*** EXTRACTED INFORMATION ***

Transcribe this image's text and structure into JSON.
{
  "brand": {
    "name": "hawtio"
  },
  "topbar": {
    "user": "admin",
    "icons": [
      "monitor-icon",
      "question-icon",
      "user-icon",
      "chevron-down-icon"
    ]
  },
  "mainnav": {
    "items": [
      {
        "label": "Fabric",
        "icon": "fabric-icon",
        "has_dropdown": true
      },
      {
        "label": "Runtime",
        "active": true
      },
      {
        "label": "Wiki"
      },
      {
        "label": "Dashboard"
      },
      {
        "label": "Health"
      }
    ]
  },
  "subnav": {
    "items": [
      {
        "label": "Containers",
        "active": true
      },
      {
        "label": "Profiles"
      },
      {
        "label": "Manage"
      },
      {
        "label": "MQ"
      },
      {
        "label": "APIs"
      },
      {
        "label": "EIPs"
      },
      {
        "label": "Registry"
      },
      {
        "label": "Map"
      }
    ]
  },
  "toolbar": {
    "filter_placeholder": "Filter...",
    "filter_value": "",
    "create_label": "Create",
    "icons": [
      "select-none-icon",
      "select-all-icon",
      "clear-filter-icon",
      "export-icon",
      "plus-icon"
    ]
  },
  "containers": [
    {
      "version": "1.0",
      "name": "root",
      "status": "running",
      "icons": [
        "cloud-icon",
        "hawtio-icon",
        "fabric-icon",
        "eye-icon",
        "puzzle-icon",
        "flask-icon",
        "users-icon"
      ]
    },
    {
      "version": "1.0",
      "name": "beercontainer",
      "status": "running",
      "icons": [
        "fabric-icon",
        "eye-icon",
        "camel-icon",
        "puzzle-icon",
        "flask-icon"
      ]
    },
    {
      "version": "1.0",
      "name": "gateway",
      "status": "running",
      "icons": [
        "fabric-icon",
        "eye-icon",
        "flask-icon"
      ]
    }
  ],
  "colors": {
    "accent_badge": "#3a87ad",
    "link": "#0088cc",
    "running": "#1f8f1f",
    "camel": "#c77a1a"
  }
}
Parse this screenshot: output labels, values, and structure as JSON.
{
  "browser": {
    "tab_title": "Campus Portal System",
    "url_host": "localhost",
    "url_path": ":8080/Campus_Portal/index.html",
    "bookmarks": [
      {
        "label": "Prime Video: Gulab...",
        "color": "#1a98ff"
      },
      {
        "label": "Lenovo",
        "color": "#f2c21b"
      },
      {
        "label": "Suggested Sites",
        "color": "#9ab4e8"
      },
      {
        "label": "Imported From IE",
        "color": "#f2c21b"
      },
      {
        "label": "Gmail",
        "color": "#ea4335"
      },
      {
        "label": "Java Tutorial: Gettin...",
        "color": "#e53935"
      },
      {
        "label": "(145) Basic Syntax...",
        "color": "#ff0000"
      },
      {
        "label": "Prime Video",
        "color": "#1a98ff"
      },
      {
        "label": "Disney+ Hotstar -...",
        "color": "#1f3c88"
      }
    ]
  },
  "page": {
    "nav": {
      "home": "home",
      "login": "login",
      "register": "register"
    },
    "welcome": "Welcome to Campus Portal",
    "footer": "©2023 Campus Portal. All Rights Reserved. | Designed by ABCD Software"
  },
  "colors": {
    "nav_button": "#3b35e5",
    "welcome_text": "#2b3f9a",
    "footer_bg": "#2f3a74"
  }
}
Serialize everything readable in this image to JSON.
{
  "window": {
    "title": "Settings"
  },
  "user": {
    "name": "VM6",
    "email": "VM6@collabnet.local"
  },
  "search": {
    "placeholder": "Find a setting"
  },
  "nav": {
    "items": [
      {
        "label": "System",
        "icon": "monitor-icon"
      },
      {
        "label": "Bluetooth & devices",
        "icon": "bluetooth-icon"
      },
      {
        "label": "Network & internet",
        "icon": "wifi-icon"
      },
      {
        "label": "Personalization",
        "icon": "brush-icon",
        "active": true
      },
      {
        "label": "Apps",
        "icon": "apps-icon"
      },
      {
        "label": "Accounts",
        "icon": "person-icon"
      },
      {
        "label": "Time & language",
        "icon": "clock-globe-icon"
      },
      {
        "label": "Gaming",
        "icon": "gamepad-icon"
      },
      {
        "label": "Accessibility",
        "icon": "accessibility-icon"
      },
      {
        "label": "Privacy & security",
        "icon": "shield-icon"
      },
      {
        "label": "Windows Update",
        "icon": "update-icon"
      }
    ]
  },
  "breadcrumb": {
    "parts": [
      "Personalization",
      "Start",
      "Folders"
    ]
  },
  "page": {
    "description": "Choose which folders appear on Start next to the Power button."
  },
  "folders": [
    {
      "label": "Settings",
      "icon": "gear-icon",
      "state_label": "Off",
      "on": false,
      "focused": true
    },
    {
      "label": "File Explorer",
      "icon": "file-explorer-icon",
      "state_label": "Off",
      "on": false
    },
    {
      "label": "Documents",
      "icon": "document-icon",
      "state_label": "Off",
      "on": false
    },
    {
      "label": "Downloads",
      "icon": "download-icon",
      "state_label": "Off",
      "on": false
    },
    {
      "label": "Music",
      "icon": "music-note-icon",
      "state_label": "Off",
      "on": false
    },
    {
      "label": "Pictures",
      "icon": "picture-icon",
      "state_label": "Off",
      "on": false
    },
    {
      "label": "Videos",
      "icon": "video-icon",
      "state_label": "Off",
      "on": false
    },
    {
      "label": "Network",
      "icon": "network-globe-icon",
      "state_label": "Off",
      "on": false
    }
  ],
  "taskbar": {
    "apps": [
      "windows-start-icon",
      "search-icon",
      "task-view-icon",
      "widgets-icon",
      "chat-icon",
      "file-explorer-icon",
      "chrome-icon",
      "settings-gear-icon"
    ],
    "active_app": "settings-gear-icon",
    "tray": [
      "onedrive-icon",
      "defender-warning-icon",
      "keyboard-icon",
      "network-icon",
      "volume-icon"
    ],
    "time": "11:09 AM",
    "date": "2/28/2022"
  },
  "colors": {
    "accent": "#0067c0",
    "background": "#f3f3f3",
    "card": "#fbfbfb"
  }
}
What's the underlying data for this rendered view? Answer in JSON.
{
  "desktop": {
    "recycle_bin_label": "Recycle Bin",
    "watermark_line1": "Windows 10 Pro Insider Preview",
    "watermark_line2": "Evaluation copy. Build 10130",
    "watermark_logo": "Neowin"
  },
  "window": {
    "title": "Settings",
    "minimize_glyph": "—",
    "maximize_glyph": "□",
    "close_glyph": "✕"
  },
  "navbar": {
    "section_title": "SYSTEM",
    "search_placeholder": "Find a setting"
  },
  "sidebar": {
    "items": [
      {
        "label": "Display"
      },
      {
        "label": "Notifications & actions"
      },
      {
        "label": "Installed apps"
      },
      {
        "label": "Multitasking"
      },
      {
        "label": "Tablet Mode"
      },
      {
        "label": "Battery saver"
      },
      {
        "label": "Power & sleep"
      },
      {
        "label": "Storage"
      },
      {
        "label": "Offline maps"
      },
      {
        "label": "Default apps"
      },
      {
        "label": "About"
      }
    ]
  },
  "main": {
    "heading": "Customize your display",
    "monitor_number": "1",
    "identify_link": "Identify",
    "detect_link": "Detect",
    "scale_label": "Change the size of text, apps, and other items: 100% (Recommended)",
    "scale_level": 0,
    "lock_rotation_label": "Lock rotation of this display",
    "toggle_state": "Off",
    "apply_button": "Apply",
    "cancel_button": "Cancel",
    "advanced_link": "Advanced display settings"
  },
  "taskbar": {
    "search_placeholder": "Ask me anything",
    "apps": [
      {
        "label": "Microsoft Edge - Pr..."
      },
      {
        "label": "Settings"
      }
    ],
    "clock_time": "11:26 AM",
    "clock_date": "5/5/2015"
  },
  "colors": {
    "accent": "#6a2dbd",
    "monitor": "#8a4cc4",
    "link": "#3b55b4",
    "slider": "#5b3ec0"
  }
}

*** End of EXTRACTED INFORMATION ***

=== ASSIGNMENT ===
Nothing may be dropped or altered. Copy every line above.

=== EXERCISE ANSWER ===
Transcribe this image's text and structure into JSON.
{
  "brand": {
    "name": "hawtio"
  },
  "topbar": {
    "user": "admin",
    "icons": [
      "monitor-icon",
      "question-icon",
      "user-icon",
      "chevron-down-icon"
    ]
  },
  "mainnav": {
    "items": [
      {
        "label": "Fabric",
        "icon": "fabric-icon",
        "has_dropdown": true
      },
      {
        "label": "Runtime",
        "active": true
      },
      {
        "label": "Wiki"
      },
      {
        "label": "Dashboard"
      },
      {
        "label": "Health"
      }
    ]
  },
  "subnav": {
    "items": [
      {
        "label": "Containers",
        "active": true
      },
      {
        "label": "Profiles"
      },
      {
        "label": "Manage"
      },
      {
        "label": "MQ"
      },
      {
        "label": "APIs"
      },
      {
        "label": "EIPs"
      },
      {
        "label": "Registry"
      },
      {
        "label": "Map"
      }
    ]
  },
  "toolbar": {
    "filter_placeholder": "Filter...",
    "filter_value": "",
    "create_label": "Create",
    "icons": [
      "select-none-icon",
      "select-all-icon",
      "clear-filter-icon",
      "export-icon",
      "plus-icon"
    ]
  },
  "containers": [
    {
      "version": "1.0",
      "name": "root",
      "status": "running",
      "icons": [
        "cloud-icon",
        "hawtio-icon",
        "fabric-icon",
        "eye-icon",
        "puzzle-icon",
        "flask-icon",
        "users-icon"
      ]
    },
    {
      "version": "1.0",
      "name": "beercontainer",
      "status": "running",
      "icons": [
        "fabric-icon",
        "eye-icon",
        "camel-icon",
        "puzzle-icon",
        "flask-icon"
      ]
    },
    {
      "version": "1.0",
      "name": "gateway",
      "status": "running",
      "icons": [
        "fabric-icon",
        "eye-icon",
        "flask-icon"
      ]
    }
  ],
  "colors": {
    "accent_badge": "#3a87ad",
    "link": "#0088cc",
    "running": "#1f8f1f",
    "camel": "#c77a1a"
  }
}
Parse this screenshot: output labels, values, and structure as JSON.
{
  "browser": {
    "tab_title": "Campus Portal System",
    "url_host": "localhost",
    "url_path": ":8080/Campus_Portal/index.html",
    "bookmarks": [
      {
        "label": "Prime Video: Gulab...",
        "color": "#1a98ff"
      },
      {
        "label": "Lenovo",
        "color": "#f2c21b"
      },
      {
        "label": "Suggested Sites",
        "color": "#9ab4e8"
      },
      {
        "label": "Imported From IE",
        "color": "#f2c21b"
      },
      {
        "label": "Gmail",
        "color": "#ea4335"
      },
      {
        "label": "Java Tutorial: Gettin...",
        "color": "#e53935"
      },
      {
        "label": "(145) Basic Syntax...",
        "color": "#ff0000"
      },
      {
        "label": "Prime Video",
        "color": "#1a98ff"
      },
      {
        "label": "Disney+ Hotstar -...",
        "color": "#1f3c88"
      }
    ]
  },
  "page": {
    "nav": {
      "home": "home",
      "login": "login",
      "register": "register"
    },
    "welcome": "Welcome to Campus Portal",
    "footer": "©2023 Campus Portal. All Rights Reserved. | Designed by ABCD Software"
  },
  "colors": {
    "nav_button": "#3b35e5",
    "welcome_text": "#2b3f9a",
    "footer_bg": "#2f3a74"
  }
}
Serialize everything readable in this image to JSON.
{
  "window": {
    "title": "Settings"
  },
  "user": {
    "name": "VM6",
    "email": "VM6@collabnet.local"
  },
  "search": {
    "placeholder": "Find a setting"
  },
  "nav": {
    "items": [
      {
        "label": "System",
        "icon": "monitor-icon"
      },
      {
        "label": "Bluetooth & devices",
        "icon": "bluetooth-icon"
      },
      {
        "label": "Network & internet",
        "icon": "wifi-icon"
      },
      {
        "label": "Personalization",
        "icon": "brush-icon",
        "active": true
      },
      {
        "label": "Apps",
        "icon": "apps-icon"
      },
      {
        "label": "Accounts",
        "icon": "person-icon"
      },
      {
        "label": "Time & language",
        "icon": "clock-globe-icon"
      },
      {
        "label": "Gaming",
        "icon": "gamepad-icon"
      },
      {
        "label": "Accessibility",
        "icon": "accessibility-icon"
      },
      {
        "label": "Privacy & security",
        "icon": "shield-icon"
      },
      {
        "label": "Windows Update",
        "icon": "update-icon"
      }
    ]
  },
  "breadcrumb": {
    "parts": [
      "Personalization",
      "Start",
      "Folders"
    ]
  },
  "page": {
    "description": "Choose which folders appear on Start next to the Power button."
  },
  "folders": [
    {
      "label": "Settings",
      "icon": "gear-icon",
      "state_label": "Off",
      "on": false,
      "focused": true
    },
    {
      "label": "File Explorer",
      "icon": "file-explorer-icon",
      "state_label": "Off",
      "on": false
    },
    {
      "label": "Documents",
      "icon": "document-icon",
      "state_label": "Off",
      "on": false
    },
    {
      "label": "Downloads",
      "icon": "download-icon",
      "state_label": "Off",
      "on": false
    },
    {
      "label": "Music",
      "icon": "music-note-icon",
      "state_label": "Off",
      "on": false
    },
    {
      "label": "Pictures",
      "icon": "picture-icon",
      "state_label": "Off",
      "on": false
    },
    {
      "label": "Videos",
      "icon": "video-icon",
      "state_label": "Off",
      "on": false
    },
    {
      "label": "Network",
      "icon": "network-globe-icon",
      "state_label": "Off",
      "on": false
    }
  ],
  "taskbar": {
    "apps": [
      "windows-start-icon",
      "search-icon",
      "task-view-icon",
      "widgets-icon",
      "chat-icon",
      "file-explorer-icon",
      "chrome-icon",
      "settings-gear-icon"
    ],
    "active_app": "settings-gear-icon",
    "tray": [
      "onedrive-icon",
      "defender-warning-icon",
      "keyboard-icon",
      "network-icon",
      "volume-icon"
    ],
    "time": "11:09 AM",
    "date": "2/28/2022"
  },
  "colors": {
    "accent": "#0067c0",
    "background": "#f3f3f3",
    "card": "#fbfbfb"
  }
}
What's the underlying data for this rendered view? Answer in JSON.
{
  "desktop": {
    "recycle_bin_label": "Recycle Bin",
    "watermark_line1": "Windows 10 Pro Insider Preview",
    "watermark_line2": "Evaluation copy. Build 10130",
    "watermark_logo": "Neowin"
  },
  "window": {
    "title": "Settings",
    "minimize_glyph": "—",
    "maximize_glyph": "□",
    "close_glyph": "✕"
  },
  "navbar": {
    "section_title": "SYSTEM",
    "search_placeholder": "Find a setting"
  },
  "sidebar": {
    "items": [
      {
        "label": "Display"
      },
      {
        "label": "Notifications & actions"
      },
      {
        "label": "Installed apps"
      },
      {
        "label": "Multitasking"
      },
      {
        "label": "Tablet Mode"
      },
      {
        "label": "Battery saver"
      },
      {
        "label": "Power & sleep"
      },
      {
        "label": "Storage"
      },
      {
        "label": "Offline maps"
      },
      {
        "label": "Default apps"
      },
      {
        "label": "About"
      }
    ]
  },
  "main": {
    "heading": "Customize your display",
    "monitor_number": "1",
    "identify_link": "Identify",
    "detect_link": "Detect",
    "scale_label": "Change the size of text, apps, and other items: 100% (Recommended)",
    "scale_level": 0,
    "lock_rotation_label": "Lock rotation of this display",
    "toggle_state": "Off",
    "apply_button": "Apply",
    "cancel_button": "Cancel",
    "advanced_link": "Advanced display settings"
  },
  "taskbar": {
    "search_placeholder": "Ask me anything",
    "apps": [
      {
        "label": "Microsoft Edge - Pr..."
      },
      {
        "label": "Settings"
      }
    ],
    "clock_time": "11:26 AM",
    "clock_date": "5/5/2015"
  },
  "colors": {
    "accent": "#6a2dbd",
    "monitor": "#8a4cc4",
    "link": "#3b55b4",
    "slider": "#5b3ec0"
  }
}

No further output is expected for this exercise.